Verify Database Schema
If you have been upgrading your Moodle site over several versions, it is possible (likely even) that some differences may have crept in between the database table definitions (the "schema") in your database and the version you would get creating a new empty site. This happens because of small errors or oversights in the upgrade scripts. Most of these differences are not harmful, but some may cause strange or unexpected errors. For example, if a default value has been added to a field and this was not reflected in an upgrade script code that assumes the presence of the default may fail to work as expected.
The solution is after doing an upgrade (or, if your problem is that the upgrade fails, before) to compare the database schema of the "production" site to that of a newly created site (where no upgrades have been performed) using exactly the same code base. There are a number of ways of doing this, but this article outlines a simple way using the Unix command line.
- Complete the upgrade

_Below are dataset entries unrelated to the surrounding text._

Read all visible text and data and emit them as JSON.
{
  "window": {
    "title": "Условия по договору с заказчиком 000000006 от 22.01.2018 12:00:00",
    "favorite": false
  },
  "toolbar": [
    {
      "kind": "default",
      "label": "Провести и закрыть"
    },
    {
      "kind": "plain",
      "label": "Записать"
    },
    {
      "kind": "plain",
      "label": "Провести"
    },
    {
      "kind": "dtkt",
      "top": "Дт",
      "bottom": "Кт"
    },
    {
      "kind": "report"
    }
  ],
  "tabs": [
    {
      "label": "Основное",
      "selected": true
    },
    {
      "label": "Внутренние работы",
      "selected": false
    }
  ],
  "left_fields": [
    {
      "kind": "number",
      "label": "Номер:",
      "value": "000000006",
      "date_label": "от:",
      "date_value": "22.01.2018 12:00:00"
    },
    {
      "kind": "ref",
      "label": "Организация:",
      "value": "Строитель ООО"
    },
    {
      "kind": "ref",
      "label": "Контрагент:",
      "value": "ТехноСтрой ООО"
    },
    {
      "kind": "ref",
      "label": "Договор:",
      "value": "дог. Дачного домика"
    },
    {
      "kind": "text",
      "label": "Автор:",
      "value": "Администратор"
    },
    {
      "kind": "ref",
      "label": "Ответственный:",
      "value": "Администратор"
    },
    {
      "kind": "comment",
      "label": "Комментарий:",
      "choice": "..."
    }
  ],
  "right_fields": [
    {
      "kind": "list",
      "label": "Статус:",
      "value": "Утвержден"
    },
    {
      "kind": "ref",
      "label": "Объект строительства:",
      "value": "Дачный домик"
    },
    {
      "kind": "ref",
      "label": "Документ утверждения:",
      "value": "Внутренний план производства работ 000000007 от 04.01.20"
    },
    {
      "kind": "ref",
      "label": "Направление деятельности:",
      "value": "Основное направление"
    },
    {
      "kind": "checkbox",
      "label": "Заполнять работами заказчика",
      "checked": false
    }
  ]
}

- Generate the database schema from your recently upgraded site using the following command:
mysqldump -d -u root -p myproductiondb >production.schema
- Copy the code of your production database to a new (web accessible) location (this is important, it *must* be the same version)
- Create a new, empty database and moodledata area for the new site as per the Installation instructions
- Edit the config.php file to point at the new database and locations, or delete it and use the install script
- Run the install script to generate the (if applicable) config.php file and the database (admin and site values are not important)
- Generate the database schema from your new site using the following command:
mysqldump -d -u root -p mycleandb >clean.schema
- Run the following command to detect the differences
diff -u production.schema clean.schema >db.diff
You can now look at db.diff with your favorite editor to see the differences.
NOTE: The above obviously applies to MySQL databases. Other databases are likely to have a similar function to dump only the schema. For example PostgreSQL has the pg_dump command. The remainder of the discussion still applies.
Interpreting the diff file
Firstly here's a (real) example:
-- -- Table structure for table `mdl_backup_config` @@ -129,11 +93,11 @@ DROP TABLE IF EXISTS `mdl_backup_config`; CREATE TABLE `mdl_backup_config` ( - `id` int(10) unsigned NOT NULL auto_increment, + `id` bigint(10) unsigned NOT NULL auto_increment, `name` varchar(255) NOT NULL default , `value` varchar(255) NOT NULL default , PRIMARY KEY (`id`), - UNIQUE KEY `name` (`name`) + UNIQUE KEY `mdl_backconf_nam_uix` (`name`) ) ENGINE=MyISAM AUTO_INCREMENT=15 DEFAULT CHARSET=utf8 COMMENT='To store backup configuration variables';
The file may have lots of blocks of changes. The - lines show lines to be taken out and the + lines the ones to replace them (from the production to the clean). So here, the int has been replaced with a bigint and the key name changed. Both of these, technically, should have been changed at some point by upgrade scripts but have been missed. In this case they are unlikely to affect the operation of Moodle.
Too many changes to track manually?
You can also use database management programs to synchronize old and new Moodle databases.
For example MySQL Workbrench for MySQL databases.
This is very useful, if You have a lot of changes.
If you can work a Unix/Linux command line the Python script Schema Sync provides a quick and simple way to generate all the commands to update your database.
Should I worry?
Changes in field types (as long as they are compatible) and key name changes seem to be the common issues but should not cause problems. Things to look out for would be along the lines of missing fields and changes to default values.
If you are about to upgrade to Moodle 2.0 you should be more concerned. In order for the upgrade to proceed smoothly it is a very good idea to correct these problems.
- The missing indexes report in SiteAdmin->Misc->XMLDB editor->Check Indexes
- Moodle Databases Forum